If a firm sells more than one product, the firm's total revenue is calculated by summing the total revenue for each product. For example, a firm that sells 1,000 units for $5 each and 5,000 units for $10 each would calculate total revenue this way:
Total Revenue = (1,000 x $5) + (5,000 x $10)
Total Revenue = $5,000 + $50,000
Total Revenue = $55,000
Total revenue is an important concept in economics beyond simply calculating a firm's income. One of the assumptions in classical economics is that profit maximization is the goal of the firm. Total revenue is used along with total cost to determine profitability and a firm's break-even sales. Profit-maximizing firms seek to find the point where the difference between total revenue and total cost is the greatest.

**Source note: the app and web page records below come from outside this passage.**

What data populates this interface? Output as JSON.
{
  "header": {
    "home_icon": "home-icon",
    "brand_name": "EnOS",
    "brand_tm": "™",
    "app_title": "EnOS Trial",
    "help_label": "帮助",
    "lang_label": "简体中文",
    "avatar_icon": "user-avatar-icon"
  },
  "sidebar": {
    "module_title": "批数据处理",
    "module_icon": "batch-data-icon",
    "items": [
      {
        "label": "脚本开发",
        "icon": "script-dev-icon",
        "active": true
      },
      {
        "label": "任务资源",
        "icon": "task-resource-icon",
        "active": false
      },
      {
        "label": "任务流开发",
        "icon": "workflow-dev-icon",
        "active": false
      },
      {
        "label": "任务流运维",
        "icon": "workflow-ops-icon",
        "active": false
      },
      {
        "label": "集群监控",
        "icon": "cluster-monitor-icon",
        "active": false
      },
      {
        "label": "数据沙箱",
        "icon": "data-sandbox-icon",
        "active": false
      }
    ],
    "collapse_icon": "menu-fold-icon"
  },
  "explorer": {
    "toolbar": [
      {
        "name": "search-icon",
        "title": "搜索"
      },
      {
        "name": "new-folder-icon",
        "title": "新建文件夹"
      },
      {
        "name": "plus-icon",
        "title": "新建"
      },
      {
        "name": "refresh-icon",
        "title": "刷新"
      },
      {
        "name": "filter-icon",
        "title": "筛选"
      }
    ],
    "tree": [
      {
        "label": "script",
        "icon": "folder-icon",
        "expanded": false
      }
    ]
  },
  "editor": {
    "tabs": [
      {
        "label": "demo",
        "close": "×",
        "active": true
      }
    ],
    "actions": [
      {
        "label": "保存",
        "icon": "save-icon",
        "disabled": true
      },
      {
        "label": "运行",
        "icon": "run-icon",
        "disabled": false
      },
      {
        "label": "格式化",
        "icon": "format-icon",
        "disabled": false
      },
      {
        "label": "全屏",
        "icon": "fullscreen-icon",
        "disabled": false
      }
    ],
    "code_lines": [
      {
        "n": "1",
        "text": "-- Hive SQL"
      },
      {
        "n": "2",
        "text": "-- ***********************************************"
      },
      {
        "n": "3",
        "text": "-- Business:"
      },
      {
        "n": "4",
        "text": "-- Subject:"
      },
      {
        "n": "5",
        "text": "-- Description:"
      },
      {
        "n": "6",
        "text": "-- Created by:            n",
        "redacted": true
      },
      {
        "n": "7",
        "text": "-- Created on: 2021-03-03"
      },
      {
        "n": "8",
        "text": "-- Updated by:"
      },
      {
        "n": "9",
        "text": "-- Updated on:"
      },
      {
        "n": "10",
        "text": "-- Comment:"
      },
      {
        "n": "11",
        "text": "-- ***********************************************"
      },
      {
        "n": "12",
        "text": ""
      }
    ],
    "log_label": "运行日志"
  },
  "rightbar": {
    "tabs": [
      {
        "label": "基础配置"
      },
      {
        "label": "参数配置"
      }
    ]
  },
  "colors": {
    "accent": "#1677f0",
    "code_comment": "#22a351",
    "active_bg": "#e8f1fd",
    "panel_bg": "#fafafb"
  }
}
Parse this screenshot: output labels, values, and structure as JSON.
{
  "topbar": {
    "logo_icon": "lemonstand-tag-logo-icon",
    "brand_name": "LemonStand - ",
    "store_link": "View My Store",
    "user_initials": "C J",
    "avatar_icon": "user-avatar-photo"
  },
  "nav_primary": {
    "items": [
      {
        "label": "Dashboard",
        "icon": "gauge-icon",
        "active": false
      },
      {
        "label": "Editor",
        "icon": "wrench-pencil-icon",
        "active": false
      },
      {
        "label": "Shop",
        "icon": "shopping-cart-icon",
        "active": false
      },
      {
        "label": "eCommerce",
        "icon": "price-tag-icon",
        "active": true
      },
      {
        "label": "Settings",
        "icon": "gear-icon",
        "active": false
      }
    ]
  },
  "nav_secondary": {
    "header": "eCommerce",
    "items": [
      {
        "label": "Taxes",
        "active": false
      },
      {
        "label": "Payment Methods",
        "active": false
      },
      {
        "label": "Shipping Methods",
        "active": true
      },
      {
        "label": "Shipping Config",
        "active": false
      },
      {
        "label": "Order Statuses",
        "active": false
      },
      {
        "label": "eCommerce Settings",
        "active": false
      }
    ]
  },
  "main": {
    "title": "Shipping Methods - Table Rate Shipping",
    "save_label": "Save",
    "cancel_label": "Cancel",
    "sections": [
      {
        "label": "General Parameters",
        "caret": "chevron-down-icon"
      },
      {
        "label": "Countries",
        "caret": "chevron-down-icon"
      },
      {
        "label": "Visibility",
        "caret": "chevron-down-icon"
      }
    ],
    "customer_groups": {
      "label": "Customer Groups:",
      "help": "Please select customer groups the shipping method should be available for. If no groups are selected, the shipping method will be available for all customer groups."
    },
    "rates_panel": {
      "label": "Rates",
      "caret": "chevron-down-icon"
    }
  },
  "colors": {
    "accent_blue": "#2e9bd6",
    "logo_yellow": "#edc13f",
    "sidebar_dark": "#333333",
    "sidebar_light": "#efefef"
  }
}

It might seem that the firm, therefore, should maximize total revenue by increasing the number of units produced or the unit price. Changing these factors, however, changes the underlying supply and demand conditions of the market. As a result, profit maximization requires additional analysis of marginal revenue and marginal cost. Marginal revenue is the amount earned on the sale of one additional unit, and marginal cost is the production cost of that unit.